*EXERCISE GOAL:*
Work through the data below and give the number of lines holding "JSON", nothing more.

----- DATA FOR THIS EXERCISE -----

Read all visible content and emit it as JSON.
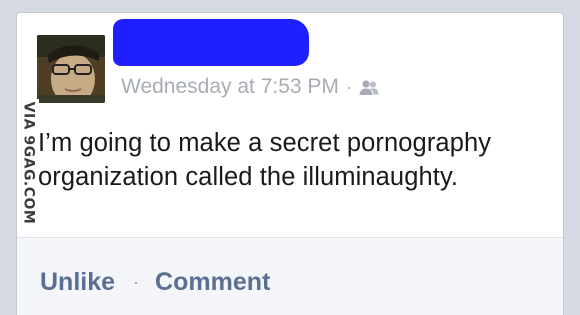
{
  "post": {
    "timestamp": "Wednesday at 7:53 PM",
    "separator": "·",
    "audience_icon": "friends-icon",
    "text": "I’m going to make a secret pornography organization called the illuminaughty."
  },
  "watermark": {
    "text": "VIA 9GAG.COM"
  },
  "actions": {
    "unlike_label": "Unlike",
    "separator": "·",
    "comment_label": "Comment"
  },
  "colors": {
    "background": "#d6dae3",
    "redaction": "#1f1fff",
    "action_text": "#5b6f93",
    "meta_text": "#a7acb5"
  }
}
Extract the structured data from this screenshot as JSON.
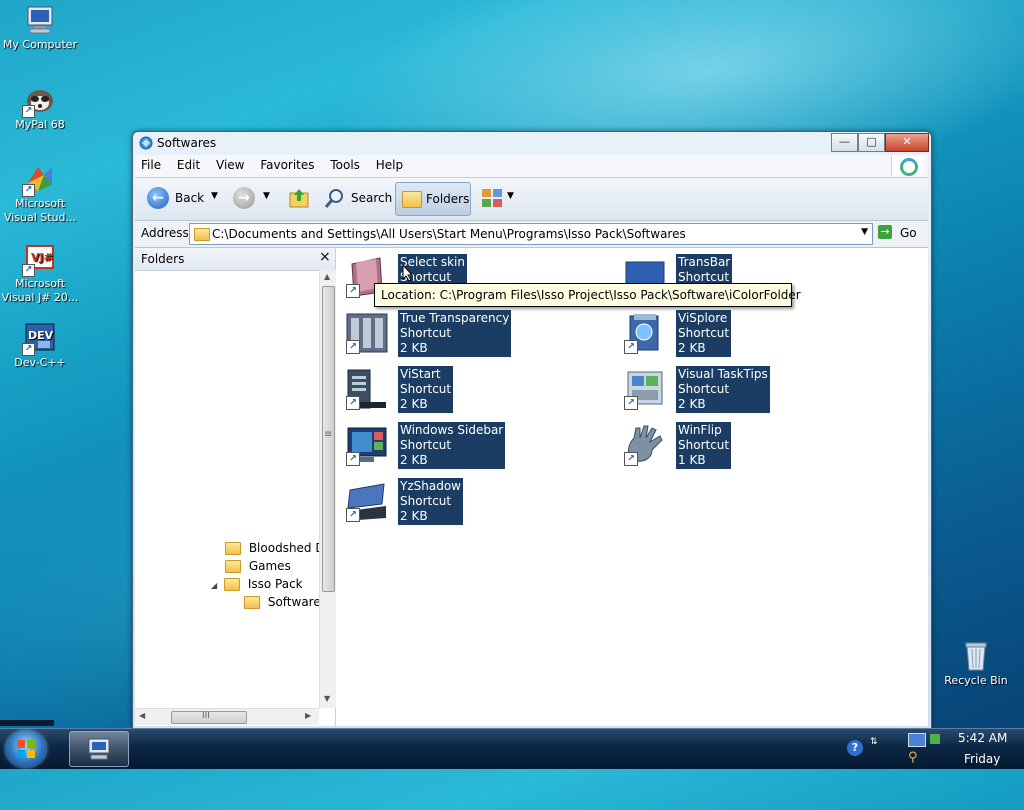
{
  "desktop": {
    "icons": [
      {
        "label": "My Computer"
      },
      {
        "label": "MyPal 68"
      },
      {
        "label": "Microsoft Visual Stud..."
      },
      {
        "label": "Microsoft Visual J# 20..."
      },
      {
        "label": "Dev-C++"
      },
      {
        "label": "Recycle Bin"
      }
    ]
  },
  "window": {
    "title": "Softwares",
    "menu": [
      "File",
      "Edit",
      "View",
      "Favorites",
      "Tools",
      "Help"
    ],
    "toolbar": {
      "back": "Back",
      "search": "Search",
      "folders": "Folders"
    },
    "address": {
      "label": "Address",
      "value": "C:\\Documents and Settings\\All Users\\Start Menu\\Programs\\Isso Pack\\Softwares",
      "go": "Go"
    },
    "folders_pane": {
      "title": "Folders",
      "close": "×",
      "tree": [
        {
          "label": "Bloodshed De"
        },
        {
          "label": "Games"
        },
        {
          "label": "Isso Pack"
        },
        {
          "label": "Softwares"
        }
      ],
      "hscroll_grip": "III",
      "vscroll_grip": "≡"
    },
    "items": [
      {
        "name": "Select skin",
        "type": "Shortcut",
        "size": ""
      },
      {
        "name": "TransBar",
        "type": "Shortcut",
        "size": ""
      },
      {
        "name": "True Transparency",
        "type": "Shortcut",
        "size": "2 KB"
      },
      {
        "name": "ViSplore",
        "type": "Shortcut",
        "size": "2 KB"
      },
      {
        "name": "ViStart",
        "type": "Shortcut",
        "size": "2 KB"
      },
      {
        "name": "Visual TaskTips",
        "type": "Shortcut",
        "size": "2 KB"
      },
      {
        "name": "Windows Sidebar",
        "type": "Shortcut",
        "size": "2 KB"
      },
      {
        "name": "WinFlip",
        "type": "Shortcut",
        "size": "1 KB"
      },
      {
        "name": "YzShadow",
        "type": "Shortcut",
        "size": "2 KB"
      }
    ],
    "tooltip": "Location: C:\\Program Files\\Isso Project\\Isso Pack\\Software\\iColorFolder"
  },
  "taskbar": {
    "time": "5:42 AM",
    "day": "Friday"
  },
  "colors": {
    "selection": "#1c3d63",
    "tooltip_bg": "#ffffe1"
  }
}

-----

*EXPECTED ANSWER:*
2